What the exercise asks ▸ Wherever a line holds the word "true", copy that line from the data.

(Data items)

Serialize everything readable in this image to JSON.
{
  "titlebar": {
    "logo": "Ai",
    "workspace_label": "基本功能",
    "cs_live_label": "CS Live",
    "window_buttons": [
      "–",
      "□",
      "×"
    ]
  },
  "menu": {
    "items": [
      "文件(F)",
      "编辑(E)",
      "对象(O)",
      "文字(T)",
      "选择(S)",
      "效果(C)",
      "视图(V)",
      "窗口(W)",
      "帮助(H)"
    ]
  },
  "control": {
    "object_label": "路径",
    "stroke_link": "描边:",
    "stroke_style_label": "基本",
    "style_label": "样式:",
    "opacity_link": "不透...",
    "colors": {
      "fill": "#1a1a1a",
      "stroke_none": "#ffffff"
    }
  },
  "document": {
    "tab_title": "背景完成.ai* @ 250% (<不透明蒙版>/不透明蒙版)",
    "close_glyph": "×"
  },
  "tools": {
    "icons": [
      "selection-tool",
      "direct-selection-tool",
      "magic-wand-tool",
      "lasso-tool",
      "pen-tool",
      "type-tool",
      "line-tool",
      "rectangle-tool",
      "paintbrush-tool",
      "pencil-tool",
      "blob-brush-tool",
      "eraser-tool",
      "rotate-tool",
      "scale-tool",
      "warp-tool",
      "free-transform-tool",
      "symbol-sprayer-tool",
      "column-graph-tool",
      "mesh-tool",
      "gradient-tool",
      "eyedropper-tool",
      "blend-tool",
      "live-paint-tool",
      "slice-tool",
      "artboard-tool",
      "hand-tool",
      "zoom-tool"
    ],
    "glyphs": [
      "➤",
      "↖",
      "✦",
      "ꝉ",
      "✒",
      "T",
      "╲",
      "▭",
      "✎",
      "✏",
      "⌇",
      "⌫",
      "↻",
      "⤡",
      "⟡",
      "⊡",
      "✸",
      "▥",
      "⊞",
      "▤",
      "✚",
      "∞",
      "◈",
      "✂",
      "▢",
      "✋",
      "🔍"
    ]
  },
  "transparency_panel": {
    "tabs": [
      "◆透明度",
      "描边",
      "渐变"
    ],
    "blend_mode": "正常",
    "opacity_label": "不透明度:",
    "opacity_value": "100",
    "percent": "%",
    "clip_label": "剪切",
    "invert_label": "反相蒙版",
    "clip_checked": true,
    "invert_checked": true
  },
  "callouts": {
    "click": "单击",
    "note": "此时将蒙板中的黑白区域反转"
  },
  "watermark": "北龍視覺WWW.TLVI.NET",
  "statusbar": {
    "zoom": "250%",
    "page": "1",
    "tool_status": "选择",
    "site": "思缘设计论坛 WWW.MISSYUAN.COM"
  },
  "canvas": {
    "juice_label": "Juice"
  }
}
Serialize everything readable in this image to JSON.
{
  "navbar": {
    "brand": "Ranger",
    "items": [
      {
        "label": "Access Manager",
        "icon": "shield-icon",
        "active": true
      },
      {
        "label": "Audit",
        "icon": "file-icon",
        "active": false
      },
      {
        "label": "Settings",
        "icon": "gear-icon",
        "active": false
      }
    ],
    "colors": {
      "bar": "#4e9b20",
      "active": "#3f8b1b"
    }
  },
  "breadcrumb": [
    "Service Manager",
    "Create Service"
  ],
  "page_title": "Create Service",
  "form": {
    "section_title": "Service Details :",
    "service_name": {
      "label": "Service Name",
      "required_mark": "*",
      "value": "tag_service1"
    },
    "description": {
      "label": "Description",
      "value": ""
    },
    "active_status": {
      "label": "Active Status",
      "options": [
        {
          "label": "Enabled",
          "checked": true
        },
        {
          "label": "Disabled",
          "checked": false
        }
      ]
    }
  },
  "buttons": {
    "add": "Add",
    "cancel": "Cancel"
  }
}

Expected answer ▸
    "clip_checked": true,
    "invert_checked": true
        "active": true
          "checked": true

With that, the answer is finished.